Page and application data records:
**********

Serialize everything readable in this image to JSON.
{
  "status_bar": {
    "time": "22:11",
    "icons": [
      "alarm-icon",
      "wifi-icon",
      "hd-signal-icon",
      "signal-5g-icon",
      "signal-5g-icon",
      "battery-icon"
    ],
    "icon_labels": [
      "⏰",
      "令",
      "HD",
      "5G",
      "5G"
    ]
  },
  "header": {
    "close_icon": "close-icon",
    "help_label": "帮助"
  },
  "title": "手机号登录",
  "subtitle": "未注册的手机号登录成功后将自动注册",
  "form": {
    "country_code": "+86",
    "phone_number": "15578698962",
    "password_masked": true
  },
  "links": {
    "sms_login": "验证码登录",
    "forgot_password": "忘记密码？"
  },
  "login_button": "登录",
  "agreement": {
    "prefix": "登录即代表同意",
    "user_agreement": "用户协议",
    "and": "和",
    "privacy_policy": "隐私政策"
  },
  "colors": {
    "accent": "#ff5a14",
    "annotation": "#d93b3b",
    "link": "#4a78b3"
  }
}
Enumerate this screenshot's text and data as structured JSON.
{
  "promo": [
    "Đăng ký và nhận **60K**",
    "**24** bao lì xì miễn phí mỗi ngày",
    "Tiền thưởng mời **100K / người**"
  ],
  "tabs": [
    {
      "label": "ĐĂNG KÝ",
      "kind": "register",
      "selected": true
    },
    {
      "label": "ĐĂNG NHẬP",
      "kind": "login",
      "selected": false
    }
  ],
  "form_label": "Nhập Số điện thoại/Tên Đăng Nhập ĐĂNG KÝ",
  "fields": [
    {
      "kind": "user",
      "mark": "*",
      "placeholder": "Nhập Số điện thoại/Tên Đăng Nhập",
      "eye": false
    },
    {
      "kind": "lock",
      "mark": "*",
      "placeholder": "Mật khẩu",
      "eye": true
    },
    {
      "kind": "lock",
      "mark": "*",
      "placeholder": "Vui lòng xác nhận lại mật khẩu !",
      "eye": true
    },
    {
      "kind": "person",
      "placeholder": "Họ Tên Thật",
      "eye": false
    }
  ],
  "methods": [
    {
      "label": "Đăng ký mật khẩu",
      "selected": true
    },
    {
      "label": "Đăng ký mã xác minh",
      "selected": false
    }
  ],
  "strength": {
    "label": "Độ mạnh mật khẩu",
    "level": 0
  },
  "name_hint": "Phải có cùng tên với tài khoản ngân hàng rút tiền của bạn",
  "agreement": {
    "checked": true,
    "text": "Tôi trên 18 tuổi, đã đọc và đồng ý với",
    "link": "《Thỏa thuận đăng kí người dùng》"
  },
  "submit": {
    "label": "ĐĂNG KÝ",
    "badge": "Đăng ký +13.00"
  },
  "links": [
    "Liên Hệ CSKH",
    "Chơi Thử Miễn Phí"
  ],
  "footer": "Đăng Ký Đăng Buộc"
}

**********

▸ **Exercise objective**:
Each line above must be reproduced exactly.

▸ **Solution for this exercise**:
Serialize everything readable in this image to JSON.
{
  "status_bar": {
    "time": "22:11",
    "icons": [
      "alarm-icon",
      "wifi-icon",
      "hd-signal-icon",
      "signal-5g-icon",
      "signal-5g-icon",
      "battery-icon"
    ],
    "icon_labels": [
      "⏰",
      "令",
      "HD",
      "5G",
      "5G"
    ]
  },
  "header": {
    "close_icon": "close-icon",
    "help_label": "帮助"
  },
  "title": "手机号登录",
  "subtitle": "未注册的手机号登录成功后将自动注册",
  "form": {
    "country_code": "+86",
    "phone_number": "15578698962",
    "password_masked": true
  },
  "links": {
    "sms_login": "验证码登录",
    "forgot_password": "忘记密码？"
  },
  "login_button": "登录",
  "agreement": {
    "prefix": "登录即代表同意",
    "user_agreement": "用户协议",
    "and": "和",
    "privacy_policy": "隐私政策"
  },
  "colors": {
    "accent": "#ff5a14",
    "annotation": "#d93b3b",
    "link": "#4a78b3"
  }
}
Enumerate this screenshot's text and data as structured JSON.
{
  "promo": [
    "Đăng ký và nhận **60K**",
    "**24** bao lì xì miễn phí mỗi ngày",
    "Tiền thưởng mời **100K / người**"
  ],
  "tabs": [
    {
      "label": "ĐĂNG KÝ",
      "kind": "register",
      "selected": true
    },
    {
      "label": "ĐĂNG NHẬP",
      "kind": "login",
      "selected": false
    }
  ],
  "form_label": "Nhập Số điện thoại/Tên Đăng Nhập ĐĂNG KÝ",
  "fields": [
    {
      "kind": "user",
      "mark": "*",
      "placeholder": "Nhập Số điện thoại/Tên Đăng Nhập",
      "eye": false
    },
    {
      "kind": "lock",
      "mark": "*",
      "placeholder": "Mật khẩu",
      "eye": true
    },
    {
      "kind": "lock",
      "mark": "*",
      "placeholder": "Vui lòng xác nhận lại mật khẩu !",
      "eye": true
    },
    {
      "kind": "person",
      "placeholder": "Họ Tên Thật",
      "eye": false
    }
  ],
  "methods": [
    {
      "label": "Đăng ký mật khẩu",
      "selected": true
    },
    {
      "label": "Đăng ký mã xác minh",
      "selected": false
    }
  ],
  "strength": {
    "label": "Độ mạnh mật khẩu",
    "level": 0
  },
  "name_hint": "Phải có cùng tên với tài khoản ngân hàng rút tiền của bạn",
  "agreement": {
    "checked": true,
    "text": "Tôi trên 18 tuổi, đã đọc và đồng ý với",
    "link": "《Thỏa thuận đăng kí người dùng》"
  },
  "submit": {
    "label": "ĐĂNG KÝ",
    "badge": "Đăng ký +13.00"
  },
  "links": [
    "Liên Hệ CSKH",
    "Chơi Thử Miễn Phí"
  ],
  "footer": "Đăng Ký Đăng Buộc"
}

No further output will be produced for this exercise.